Perhaps the shift on wellness in the down economy is one toward the stick, rather than the carrot. Stephen Wall, regional sales manager for Accordant, a health management service provider, said some programs have even become "mandatory"--with quotes because technically they aren't mandatory but employees are nudged in their direction with disincentives. Employers are now worried less about "member disruption."
"We need to upset the apple cart, but that's OK," as Wall put employers' thinking.
Employers are sending a message to employees: "We care about you and your well-being, but we also care about us falling off that cliff."
Employers are also sending another message directly to workers: Our healthcare benefits are expensive. Hopkins stressed the importance of telling employees that, as their employer, you're spending $150 million (in his case) on their health.
"Employees really don't understand the true value of those plans," said Kerr-Lindsey.
More fundamental change is going on with employers.

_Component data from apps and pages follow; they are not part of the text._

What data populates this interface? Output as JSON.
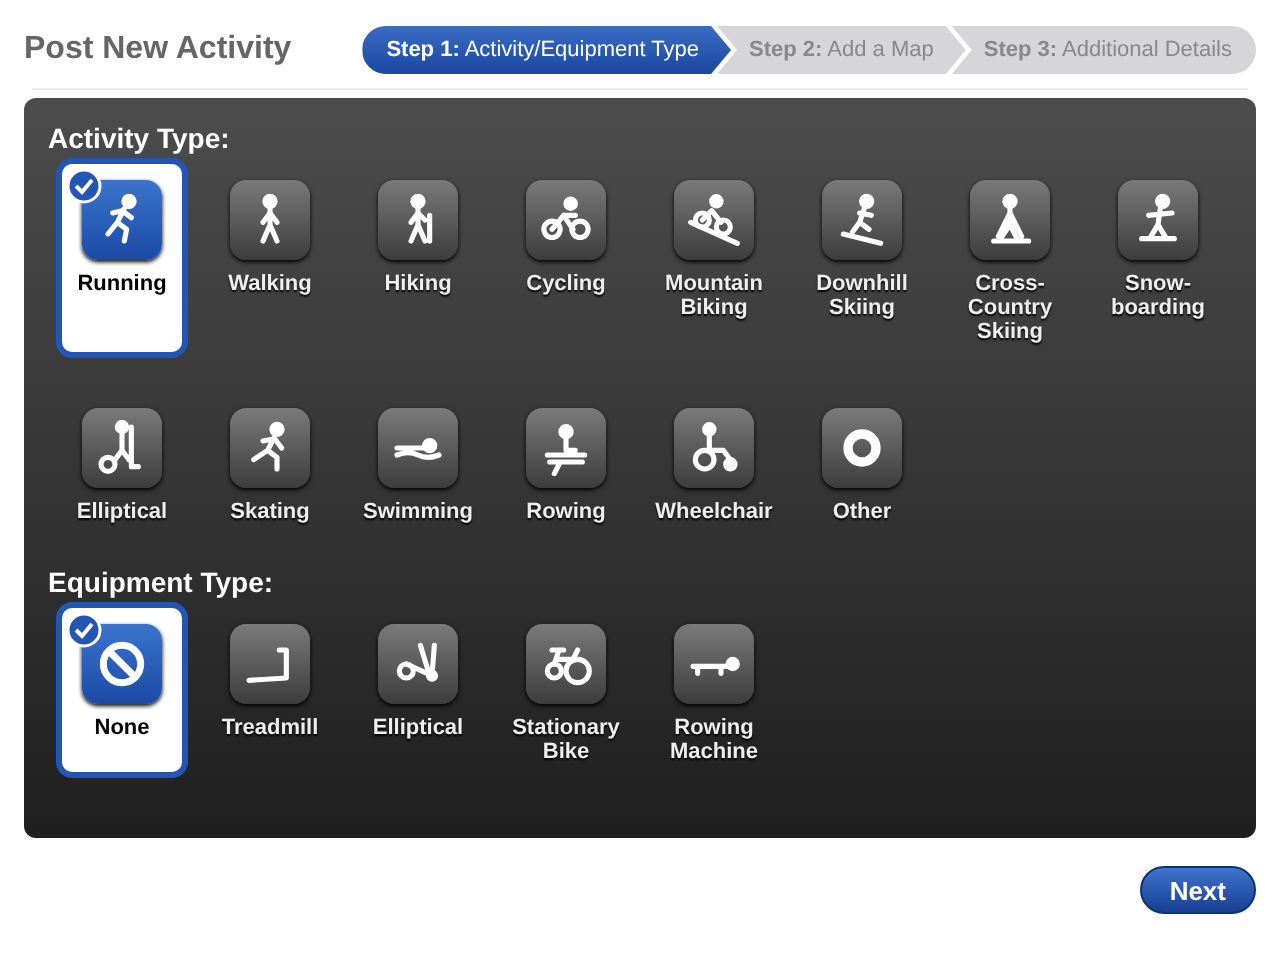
{
  "title": "Post New Activity",
  "steps": [
    {
      "label": "**Step 1:** Activity/Equipment Type",
      "selected": true
    },
    {
      "label": "**Step 2:** Add a Map",
      "selected": false
    },
    {
      "label": "**Step 3:** Additional Details",
      "selected": false
    }
  ],
  "sections": [
    {
      "heading": "Activity Type:",
      "options": [
        {
          "label": "Running",
          "selected": true
        },
        {
          "label": "Walking",
          "selected": false
        },
        {
          "label": "Hiking",
          "selected": false
        },
        {
          "label": "Cycling",
          "selected": false
        },
        {
          "label": "Mountain Biking",
          "selected": false
        },
        {
          "label": "Downhill Skiing",
          "selected": false
        },
        {
          "label": "Cross-Country Skiing",
          "selected": false
        },
        {
          "label": "Snow-boarding",
          "selected": false
        },
        {
          "label": "Elliptical",
          "selected": false
        },
        {
          "label": "Skating",
          "selected": false
        },
        {
          "label": "Swimming",
          "selected": false
        },
        {
          "label": "Rowing",
          "selected": false
        },
        {
          "label": "Wheelchair",
          "selected": false
        },
        {
          "label": "Other",
          "selected": false
        }
      ]
    },
    {
      "heading": "Equipment Type:",
      "options": [
        {
          "label": "None",
          "selected": true
        },
        {
          "label": "Treadmill",
          "selected": false
        },
        {
          "label": "Elliptical",
          "selected": false
        },
        {
          "label": "Stationary Bike",
          "selected": false
        },
        {
          "label": "Rowing Machine",
          "selected": false
        }
      ]
    }
  ],
  "next_button": "Next"
}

Their ability to tolerate risk is shaken. For Mohawk's plan, for instance, it used to not be feasible to carry stop-loss insurance, or healthcare reinsurance, according to Hopkins. But now, the company is looking to carve most of its excess coverage into stop-loss.
And Hopkins gave the impression that it wasn't just his CFO's views on risk that have changed. Risk appetites have shifted for many CFOs.
In Mohawk's case, the company's accrual and reserves had been based on the old payroll, not on the new one after 4,000 layoffs. As the number of covered lives decreases, the appetite for risk decreases too.
"That is a big, big issue today," Hopkins said.
In fact, it's perhaps an even bigger issue considering how expensive stop-loss insurance is. Some employers have seen rate increases of 25 percent to 30 percent, according to Kerr-Lindsey.
That has led some in the other direction, perhaps more so than in Mohawk's direction, according to what Aon's Harris has seen. Employers are trying to get the same stop-loss limits for less money by shopping around to new carriers.
Or they gamble with less coverage, taking on more risk simply because they cannot afford to transfer it. Kerr-Lindsey has seen employers increasing their limits on individual stop-loss (reinsurance on the costs on an individual employee) to lower premiums.
It's not just reinsurance that self-funding employers are adjusting though. Hopkins has vendors in his sights too. And in usual fashion, he's taken a hard line with them too. He's looking for partners, experts, not yes-men.
"You're either on our team or you're off," he said.
Kerr-Lindsey has also seen other employers asking more questions, visiting with more consultants.
"Everybody's looking out at the horizon trying to figure out what they're missing internally ... trying to find any avenue they haven't thought of on their own," she said.
And the biggest change a self-insured employer could make? It would be to get out of the self-funding business. This would be drastic, and for a large employer, it might be unprecedented for one to go back to a fully insured program for healthcare benefits.
But with employers in "survival mode" or at least "maintenance mode," Hopkins could understand if they consider stopping self-funding for certain benefits.
In fact, Mohawk recently went fully insured for its dental benefits and might go that route with vision.
Will the economic recovery turn out to be a "V" or a "W"? Will drastic healthcare reform reach President Obama's desk? Who knows? And that's the problem.
If anything is certain in today's topsy-turvy world, it's that there are no easy fixes, especially for healthcare.
"It seems like everybody wants to have a silver bullet, but truth is there is not one," Hopkins said.
November 1, 2009
Copyright 2009© LRP Publications